*What needs to be done*: Which lines in the data below contain the word "التأشيرات"? Copy each of them.

[Stored items]
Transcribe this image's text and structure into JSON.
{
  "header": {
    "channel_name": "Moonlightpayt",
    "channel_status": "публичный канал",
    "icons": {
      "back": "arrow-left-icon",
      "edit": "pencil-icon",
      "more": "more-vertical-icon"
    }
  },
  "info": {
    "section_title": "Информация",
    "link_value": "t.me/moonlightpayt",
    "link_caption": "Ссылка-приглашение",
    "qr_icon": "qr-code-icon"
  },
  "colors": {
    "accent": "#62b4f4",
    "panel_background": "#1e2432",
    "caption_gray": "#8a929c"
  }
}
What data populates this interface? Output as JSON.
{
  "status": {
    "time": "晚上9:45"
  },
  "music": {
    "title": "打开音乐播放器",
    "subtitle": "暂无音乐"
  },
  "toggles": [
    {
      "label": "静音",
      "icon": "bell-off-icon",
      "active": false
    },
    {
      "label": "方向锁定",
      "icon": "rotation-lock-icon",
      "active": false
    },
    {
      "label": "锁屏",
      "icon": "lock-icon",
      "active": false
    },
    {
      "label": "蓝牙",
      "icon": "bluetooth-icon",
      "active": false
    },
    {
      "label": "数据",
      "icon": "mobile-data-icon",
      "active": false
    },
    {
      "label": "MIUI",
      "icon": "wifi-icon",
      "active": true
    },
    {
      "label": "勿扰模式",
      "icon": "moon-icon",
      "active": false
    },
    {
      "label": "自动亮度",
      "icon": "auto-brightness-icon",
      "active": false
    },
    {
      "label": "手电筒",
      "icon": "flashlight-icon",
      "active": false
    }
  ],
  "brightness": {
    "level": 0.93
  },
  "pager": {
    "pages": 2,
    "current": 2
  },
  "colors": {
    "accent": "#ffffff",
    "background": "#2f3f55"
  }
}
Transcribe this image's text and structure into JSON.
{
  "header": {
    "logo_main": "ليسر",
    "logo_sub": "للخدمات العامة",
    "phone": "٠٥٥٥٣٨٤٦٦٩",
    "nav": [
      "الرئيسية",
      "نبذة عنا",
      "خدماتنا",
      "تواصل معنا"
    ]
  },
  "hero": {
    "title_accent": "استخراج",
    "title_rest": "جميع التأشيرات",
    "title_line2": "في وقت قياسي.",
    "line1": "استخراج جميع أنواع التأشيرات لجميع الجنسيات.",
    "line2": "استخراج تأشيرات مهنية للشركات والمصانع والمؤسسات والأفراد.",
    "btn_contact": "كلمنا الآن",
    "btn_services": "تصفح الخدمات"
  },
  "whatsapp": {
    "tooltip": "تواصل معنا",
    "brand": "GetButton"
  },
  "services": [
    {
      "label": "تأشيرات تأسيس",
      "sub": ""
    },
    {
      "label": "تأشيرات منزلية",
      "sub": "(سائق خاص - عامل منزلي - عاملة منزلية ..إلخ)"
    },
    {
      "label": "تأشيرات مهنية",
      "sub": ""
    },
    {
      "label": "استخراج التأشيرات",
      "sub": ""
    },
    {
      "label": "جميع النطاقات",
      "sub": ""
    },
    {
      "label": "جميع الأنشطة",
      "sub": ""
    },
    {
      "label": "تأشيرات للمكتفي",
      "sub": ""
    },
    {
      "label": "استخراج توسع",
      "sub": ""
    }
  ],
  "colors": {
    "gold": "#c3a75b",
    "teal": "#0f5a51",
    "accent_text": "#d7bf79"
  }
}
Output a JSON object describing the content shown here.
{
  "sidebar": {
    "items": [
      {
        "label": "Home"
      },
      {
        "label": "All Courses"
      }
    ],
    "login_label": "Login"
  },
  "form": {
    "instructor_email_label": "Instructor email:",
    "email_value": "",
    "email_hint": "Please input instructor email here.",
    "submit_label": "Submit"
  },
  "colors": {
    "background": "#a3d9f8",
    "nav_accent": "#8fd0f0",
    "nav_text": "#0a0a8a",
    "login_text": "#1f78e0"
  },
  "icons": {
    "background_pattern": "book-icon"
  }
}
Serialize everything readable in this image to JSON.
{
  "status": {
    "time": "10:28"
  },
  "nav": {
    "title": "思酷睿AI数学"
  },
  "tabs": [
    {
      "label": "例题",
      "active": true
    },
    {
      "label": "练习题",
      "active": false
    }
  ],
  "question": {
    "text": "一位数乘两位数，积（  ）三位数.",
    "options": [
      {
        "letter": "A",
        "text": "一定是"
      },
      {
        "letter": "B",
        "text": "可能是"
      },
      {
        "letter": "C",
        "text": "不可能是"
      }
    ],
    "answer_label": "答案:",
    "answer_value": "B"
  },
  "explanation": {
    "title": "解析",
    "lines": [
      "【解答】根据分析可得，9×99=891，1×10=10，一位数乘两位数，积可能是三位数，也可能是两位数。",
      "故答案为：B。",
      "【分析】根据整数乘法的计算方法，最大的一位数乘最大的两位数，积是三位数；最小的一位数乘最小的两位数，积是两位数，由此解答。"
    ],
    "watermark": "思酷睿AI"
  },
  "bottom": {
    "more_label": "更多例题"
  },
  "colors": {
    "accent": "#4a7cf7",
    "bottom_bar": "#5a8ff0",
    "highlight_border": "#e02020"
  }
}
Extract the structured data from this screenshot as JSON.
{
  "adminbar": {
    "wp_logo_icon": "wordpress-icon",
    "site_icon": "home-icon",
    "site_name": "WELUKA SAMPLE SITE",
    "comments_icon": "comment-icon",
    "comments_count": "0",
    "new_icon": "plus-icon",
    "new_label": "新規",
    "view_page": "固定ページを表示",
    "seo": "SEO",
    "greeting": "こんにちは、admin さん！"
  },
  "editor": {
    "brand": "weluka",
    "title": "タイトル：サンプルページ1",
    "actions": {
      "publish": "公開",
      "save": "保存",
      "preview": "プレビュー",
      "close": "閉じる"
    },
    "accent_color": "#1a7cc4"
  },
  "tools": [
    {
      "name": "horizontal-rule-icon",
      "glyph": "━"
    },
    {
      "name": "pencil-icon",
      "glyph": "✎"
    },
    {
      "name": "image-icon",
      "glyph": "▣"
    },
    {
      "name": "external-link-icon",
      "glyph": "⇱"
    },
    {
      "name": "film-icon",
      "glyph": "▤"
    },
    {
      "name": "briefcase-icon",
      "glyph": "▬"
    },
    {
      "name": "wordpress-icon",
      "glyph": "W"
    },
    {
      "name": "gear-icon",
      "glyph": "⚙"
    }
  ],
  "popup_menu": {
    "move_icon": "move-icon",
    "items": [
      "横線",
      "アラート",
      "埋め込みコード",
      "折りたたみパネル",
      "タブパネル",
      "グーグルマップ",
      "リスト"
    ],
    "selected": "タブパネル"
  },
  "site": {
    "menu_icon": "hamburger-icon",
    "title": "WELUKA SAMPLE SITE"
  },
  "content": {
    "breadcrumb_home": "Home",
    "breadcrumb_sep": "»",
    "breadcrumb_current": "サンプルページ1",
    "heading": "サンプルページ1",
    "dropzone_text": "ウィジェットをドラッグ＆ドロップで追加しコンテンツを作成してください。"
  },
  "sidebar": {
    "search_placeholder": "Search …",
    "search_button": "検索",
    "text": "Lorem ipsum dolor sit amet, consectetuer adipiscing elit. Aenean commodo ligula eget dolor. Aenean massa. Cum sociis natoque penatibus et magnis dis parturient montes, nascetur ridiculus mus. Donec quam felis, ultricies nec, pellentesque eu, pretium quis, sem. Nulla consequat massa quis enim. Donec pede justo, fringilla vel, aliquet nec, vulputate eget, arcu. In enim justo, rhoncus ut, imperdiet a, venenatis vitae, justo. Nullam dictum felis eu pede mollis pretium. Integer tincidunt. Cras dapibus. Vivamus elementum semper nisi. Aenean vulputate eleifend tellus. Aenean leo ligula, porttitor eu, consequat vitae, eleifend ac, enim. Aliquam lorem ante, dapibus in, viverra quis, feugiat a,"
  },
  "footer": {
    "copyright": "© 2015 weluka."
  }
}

*Answer area*:
    "title_rest": "جميع التأشيرات",
    "line1": "استخراج جميع أنواع التأشيرات لجميع الجنسيات.",
      "label": "استخراج التأشيرات",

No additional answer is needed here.